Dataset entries
◇ ◇ ◇

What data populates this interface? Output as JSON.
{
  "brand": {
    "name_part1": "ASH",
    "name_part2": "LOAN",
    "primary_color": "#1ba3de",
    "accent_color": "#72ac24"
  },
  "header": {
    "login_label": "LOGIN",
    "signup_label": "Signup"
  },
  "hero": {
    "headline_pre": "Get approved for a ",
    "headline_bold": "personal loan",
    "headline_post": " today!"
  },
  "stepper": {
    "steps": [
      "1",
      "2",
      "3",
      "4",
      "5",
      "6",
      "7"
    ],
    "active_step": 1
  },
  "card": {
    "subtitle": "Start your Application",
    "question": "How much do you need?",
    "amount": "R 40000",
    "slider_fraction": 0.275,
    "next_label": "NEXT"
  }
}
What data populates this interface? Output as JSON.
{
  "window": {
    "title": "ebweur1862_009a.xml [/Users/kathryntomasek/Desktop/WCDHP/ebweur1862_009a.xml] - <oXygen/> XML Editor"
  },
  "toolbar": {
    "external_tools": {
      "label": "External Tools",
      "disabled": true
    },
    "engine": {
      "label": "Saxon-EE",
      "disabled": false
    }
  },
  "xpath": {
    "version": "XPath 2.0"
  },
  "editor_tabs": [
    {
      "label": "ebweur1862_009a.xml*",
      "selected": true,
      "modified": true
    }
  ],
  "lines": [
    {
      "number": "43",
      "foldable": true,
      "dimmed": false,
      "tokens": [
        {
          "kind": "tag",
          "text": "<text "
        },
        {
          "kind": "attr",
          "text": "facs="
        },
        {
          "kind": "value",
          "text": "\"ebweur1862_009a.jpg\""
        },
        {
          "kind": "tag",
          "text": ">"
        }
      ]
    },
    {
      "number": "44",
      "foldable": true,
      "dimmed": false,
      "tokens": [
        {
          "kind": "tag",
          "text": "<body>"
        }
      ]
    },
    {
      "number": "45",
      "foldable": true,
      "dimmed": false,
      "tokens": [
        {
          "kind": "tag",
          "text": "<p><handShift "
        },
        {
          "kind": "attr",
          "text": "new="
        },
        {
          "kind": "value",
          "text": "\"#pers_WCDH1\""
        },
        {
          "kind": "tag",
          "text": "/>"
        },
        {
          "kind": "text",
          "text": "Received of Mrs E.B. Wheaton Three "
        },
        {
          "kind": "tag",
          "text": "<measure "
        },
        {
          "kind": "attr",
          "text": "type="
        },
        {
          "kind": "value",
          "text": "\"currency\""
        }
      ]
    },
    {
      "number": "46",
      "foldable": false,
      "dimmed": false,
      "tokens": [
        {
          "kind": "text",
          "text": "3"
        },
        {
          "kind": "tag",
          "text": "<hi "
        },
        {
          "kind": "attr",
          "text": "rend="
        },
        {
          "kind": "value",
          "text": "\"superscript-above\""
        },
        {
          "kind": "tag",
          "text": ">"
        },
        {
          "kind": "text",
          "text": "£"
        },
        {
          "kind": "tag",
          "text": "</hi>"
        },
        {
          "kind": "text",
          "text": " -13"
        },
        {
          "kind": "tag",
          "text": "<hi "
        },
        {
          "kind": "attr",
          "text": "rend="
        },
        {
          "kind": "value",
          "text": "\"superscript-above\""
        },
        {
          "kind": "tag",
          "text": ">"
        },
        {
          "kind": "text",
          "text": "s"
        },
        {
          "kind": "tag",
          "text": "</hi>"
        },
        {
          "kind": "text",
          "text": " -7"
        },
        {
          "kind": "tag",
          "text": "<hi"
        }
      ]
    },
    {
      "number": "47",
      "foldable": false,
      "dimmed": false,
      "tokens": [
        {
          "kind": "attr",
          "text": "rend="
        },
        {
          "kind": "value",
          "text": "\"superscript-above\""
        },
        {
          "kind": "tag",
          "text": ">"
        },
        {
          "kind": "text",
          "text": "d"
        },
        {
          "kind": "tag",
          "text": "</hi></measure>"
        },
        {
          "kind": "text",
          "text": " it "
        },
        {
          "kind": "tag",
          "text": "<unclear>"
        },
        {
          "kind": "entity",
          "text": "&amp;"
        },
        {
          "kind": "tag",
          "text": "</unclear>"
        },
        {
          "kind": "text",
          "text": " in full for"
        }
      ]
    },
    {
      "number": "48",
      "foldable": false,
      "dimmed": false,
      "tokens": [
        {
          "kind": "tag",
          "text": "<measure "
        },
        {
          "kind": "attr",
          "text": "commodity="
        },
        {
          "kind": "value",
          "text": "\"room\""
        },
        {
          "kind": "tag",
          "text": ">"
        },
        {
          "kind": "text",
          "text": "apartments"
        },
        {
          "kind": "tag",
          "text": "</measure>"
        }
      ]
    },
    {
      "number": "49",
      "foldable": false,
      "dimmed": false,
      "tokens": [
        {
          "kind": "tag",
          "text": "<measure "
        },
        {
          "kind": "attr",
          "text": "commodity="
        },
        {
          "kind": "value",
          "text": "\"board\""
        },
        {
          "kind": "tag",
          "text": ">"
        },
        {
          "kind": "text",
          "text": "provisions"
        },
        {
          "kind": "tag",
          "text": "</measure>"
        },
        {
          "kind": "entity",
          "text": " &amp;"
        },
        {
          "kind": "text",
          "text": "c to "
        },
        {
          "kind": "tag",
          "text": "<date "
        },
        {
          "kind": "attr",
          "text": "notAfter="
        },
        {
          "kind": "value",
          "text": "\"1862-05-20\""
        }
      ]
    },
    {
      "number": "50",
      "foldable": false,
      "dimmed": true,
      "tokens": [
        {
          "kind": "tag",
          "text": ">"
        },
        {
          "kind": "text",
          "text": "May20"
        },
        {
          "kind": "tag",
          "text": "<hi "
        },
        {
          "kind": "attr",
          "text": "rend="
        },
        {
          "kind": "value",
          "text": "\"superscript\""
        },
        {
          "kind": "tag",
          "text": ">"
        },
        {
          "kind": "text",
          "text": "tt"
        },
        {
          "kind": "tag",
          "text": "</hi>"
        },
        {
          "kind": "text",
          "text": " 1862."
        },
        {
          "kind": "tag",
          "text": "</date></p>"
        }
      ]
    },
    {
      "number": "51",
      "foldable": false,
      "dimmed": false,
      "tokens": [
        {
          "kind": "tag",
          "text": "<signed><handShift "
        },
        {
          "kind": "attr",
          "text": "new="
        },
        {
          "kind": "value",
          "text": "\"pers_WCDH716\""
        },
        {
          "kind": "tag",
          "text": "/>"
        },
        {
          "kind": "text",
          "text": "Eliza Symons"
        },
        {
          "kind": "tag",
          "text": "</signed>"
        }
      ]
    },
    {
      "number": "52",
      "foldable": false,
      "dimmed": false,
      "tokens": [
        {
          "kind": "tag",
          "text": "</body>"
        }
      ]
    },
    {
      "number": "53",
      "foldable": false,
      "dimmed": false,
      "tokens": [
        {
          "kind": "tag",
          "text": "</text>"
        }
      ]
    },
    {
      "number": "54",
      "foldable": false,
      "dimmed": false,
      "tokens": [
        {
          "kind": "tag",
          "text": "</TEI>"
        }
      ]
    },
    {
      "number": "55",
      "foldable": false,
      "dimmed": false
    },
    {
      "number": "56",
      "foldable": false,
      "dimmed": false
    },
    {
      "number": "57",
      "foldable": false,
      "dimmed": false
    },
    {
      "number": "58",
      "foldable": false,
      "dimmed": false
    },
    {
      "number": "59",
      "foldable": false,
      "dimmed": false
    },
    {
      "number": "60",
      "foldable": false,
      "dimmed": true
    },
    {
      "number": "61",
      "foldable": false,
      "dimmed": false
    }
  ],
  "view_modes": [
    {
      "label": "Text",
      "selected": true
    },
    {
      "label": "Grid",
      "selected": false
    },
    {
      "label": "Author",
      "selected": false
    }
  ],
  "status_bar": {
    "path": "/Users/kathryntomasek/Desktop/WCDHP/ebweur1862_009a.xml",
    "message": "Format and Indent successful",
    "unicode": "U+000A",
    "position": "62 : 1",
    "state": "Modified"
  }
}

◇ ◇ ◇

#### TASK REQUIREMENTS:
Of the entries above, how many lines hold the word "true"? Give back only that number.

#### PROBLEM SOLUTION:
9